Web page and app entries:
○ ○ ○ ○ ○

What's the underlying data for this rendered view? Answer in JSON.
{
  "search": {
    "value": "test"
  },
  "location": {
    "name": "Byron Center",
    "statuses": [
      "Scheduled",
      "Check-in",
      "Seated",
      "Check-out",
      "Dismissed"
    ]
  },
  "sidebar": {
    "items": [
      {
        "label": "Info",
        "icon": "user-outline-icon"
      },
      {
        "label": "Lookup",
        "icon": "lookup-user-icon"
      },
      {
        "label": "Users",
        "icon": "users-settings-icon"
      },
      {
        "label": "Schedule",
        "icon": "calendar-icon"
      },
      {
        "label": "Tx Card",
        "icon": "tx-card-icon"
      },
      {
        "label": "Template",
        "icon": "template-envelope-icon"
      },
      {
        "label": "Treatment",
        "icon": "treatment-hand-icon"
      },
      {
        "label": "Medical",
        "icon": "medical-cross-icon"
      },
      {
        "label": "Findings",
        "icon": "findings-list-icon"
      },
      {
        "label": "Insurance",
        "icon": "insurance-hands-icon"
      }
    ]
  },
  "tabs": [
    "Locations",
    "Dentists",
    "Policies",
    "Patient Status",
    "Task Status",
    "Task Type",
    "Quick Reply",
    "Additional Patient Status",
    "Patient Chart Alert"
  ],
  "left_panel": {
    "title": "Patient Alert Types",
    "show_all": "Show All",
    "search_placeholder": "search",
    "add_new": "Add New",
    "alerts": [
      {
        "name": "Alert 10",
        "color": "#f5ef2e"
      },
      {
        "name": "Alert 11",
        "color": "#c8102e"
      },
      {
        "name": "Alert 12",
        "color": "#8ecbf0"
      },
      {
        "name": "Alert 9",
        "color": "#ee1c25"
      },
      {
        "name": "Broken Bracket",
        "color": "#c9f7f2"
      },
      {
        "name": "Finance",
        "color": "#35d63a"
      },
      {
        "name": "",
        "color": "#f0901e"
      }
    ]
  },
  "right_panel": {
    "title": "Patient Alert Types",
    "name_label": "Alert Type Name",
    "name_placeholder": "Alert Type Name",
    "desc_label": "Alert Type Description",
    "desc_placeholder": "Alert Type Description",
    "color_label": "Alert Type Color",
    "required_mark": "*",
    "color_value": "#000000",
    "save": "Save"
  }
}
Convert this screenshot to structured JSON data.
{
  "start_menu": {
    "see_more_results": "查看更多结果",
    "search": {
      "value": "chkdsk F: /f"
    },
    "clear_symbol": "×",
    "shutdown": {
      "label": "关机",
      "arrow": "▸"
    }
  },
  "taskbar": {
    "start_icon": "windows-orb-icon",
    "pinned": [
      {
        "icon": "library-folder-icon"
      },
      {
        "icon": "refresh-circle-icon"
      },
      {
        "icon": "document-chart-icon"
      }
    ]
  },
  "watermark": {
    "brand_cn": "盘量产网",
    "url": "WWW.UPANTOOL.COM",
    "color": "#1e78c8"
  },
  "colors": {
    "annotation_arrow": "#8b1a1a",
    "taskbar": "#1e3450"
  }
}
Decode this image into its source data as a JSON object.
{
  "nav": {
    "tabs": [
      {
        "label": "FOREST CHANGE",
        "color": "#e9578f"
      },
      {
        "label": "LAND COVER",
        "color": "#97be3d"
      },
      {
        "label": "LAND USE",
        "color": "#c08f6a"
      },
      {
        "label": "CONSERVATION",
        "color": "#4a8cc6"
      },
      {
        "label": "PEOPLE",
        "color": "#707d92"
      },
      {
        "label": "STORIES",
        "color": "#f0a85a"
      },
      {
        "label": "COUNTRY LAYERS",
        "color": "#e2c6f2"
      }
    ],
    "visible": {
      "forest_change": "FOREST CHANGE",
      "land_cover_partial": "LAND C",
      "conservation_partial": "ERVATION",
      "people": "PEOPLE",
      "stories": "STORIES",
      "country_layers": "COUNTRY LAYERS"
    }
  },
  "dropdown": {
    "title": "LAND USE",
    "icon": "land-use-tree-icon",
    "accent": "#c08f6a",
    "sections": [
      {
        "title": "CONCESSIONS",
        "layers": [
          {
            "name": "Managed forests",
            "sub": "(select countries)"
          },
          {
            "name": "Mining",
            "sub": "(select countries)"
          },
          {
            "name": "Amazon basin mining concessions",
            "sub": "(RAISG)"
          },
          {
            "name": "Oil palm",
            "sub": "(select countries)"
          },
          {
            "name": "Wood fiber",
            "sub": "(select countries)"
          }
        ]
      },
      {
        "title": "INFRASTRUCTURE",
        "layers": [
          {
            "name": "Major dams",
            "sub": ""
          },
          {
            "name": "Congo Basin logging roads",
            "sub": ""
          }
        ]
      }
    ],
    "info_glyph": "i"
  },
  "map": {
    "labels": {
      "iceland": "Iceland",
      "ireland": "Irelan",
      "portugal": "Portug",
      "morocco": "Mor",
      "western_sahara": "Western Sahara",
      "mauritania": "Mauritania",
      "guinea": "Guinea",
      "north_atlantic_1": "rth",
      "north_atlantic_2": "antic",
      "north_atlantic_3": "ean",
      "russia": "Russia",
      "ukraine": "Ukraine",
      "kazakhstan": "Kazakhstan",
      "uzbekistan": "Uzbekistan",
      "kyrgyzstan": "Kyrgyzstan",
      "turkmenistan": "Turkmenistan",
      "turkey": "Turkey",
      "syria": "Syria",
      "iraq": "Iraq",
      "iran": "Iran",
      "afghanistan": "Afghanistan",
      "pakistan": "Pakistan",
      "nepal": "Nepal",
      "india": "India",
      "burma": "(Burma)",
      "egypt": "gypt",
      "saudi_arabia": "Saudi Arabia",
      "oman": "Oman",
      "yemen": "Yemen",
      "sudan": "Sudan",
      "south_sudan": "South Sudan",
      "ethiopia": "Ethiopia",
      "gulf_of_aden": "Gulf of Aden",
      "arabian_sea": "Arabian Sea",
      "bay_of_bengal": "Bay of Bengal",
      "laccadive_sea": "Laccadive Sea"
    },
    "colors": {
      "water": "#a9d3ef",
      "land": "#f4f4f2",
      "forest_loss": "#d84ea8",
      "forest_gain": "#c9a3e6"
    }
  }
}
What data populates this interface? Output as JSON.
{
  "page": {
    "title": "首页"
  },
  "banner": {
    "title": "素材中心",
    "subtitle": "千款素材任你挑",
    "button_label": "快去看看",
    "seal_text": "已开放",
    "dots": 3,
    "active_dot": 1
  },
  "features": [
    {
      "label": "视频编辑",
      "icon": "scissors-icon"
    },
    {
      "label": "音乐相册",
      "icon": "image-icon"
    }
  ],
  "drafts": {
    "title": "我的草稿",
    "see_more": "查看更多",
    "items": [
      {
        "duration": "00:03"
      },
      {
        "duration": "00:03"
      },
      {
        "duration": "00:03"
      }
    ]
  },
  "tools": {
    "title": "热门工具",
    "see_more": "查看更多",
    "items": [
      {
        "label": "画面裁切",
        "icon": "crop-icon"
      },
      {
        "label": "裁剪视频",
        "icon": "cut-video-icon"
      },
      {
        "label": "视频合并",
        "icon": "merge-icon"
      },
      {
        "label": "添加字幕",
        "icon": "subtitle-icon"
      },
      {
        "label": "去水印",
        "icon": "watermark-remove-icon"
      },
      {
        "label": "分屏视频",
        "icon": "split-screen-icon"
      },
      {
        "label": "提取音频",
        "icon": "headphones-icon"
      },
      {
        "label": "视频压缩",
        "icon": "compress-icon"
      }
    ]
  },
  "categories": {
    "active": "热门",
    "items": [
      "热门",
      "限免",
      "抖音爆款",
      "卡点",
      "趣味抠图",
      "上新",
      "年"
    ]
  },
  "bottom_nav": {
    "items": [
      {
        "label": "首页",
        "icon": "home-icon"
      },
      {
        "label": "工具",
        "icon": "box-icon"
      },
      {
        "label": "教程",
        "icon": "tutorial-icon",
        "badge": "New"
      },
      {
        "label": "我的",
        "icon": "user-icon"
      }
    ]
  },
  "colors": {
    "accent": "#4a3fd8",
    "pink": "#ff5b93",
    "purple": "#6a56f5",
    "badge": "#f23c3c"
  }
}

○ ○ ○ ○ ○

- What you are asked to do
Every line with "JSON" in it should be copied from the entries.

- Task solution
What's the underlying data for this rendered view? Answer in JSON.
Convert this screenshot to structured JSON data.
Decode this image into its source data as a JSON object.
What data populates this interface? Output as JSON.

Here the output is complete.